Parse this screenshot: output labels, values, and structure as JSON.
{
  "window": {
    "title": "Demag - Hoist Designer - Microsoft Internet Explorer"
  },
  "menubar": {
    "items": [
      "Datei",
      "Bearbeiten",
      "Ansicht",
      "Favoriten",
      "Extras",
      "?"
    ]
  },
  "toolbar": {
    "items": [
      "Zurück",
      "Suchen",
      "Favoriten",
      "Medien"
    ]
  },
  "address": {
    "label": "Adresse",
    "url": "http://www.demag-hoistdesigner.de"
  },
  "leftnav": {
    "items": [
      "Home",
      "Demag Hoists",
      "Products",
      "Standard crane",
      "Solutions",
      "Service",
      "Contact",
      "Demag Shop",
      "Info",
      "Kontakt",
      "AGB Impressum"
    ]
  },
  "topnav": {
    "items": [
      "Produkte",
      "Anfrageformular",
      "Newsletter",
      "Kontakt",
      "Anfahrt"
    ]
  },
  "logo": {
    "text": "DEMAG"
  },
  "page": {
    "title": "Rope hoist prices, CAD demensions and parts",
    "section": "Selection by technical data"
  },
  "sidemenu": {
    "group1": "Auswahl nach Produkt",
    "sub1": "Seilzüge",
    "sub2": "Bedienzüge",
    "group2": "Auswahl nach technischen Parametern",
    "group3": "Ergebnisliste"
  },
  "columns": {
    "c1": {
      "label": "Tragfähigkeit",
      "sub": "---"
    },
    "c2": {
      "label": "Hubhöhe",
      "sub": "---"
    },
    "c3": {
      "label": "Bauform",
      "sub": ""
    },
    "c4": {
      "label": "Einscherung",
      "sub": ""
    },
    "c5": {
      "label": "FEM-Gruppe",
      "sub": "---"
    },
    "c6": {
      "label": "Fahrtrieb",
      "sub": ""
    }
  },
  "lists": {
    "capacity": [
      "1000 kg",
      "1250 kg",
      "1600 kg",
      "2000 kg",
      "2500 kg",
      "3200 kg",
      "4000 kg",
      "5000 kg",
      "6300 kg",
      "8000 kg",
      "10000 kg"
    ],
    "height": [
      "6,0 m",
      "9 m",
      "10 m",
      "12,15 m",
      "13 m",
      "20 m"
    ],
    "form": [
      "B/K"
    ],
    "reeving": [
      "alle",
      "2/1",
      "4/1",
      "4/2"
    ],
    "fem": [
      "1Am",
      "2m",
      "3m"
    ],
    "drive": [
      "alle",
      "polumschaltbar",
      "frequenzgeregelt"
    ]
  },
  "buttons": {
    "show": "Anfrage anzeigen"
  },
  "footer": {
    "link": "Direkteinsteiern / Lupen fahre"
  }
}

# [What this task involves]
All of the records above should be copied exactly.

# [Expected answer]
Parse this screenshot: output labels, values, and structure as JSON.
{
  "window": {
    "title": "Demag - Hoist Designer - Microsoft Internet Explorer"
  },
  "menubar": {
    "items": [
      "Datei",
      "Bearbeiten",
      "Ansicht",
      "Favoriten",
      "Extras",
      "?"
    ]
  },
  "toolbar": {
    "items": [
      "Zurück",
      "Suchen",
      "Favoriten",
      "Medien"
    ]
  },
  "address": {
    "label": "Adresse",
    "url": "http://www.demag-hoistdesigner.de"
  },
  "leftnav": {
    "items": [
      "Home",
      "Demag Hoists",
      "Products",
      "Standard crane",
      "Solutions",
      "Service",
      "Contact",
      "Demag Shop",
      "Info",
      "Kontakt",
      "AGB Impressum"
    ]
  },
  "topnav": {
    "items": [
      "Produkte",
      "Anfrageformular",
      "Newsletter",
      "Kontakt",
      "Anfahrt"
    ]
  },
  "logo": {
    "text": "DEMAG"
  },
  "page": {
    "title": "Rope hoist prices, CAD demensions and parts",
    "section": "Selection by technical data"
  },
  "sidemenu": {
    "group1": "Auswahl nach Produkt",
    "sub1": "Seilzüge",
    "sub2": "Bedienzüge",
    "group2": "Auswahl nach technischen Parametern",
    "group3": "Ergebnisliste"
  },
  "columns": {
    "c1": {
      "label": "Tragfähigkeit",
      "sub": "---"
    },
    "c2": {
      "label": "Hubhöhe",
      "sub": "---"
    },
    "c3": {
      "label": "Bauform",
      "sub": ""
    },
    "c4": {
      "label": "Einscherung",
      "sub": ""
    },
    "c5": {
      "label": "FEM-Gruppe",
      "sub": "---"
    },
    "c6": {
      "label": "Fahrtrieb",
      "sub": ""
    }
  },
  "lists": {
    "capacity": [
      "1000 kg",
      "1250 kg",
      "1600 kg",
      "2000 kg",
      "2500 kg",
      "3200 kg",
      "4000 kg",
      "5000 kg",
      "6300 kg",
      "8000 kg",
      "10000 kg"
    ],
    "height": [
      "6,0 m",
      "9 m",
      "10 m",
      "12,15 m",
      "13 m",
      "20 m"
    ],
    "form": [
      "B/K"
    ],
    "reeving": [
      "alle",
      "2/1",
      "4/1",
      "4/2"
    ],
    "fem": [
      "1Am",
      "2m",
      "3m"
    ],
    "drive": [
      "alle",
      "polumschaltbar",
      "frequenzgeregelt"
    ]
  },
  "buttons": {
    "show": "Anfrage anzeigen"
  },
  "footer": {
    "link": "Direkteinsteiern / Lupen fahre"
  }
}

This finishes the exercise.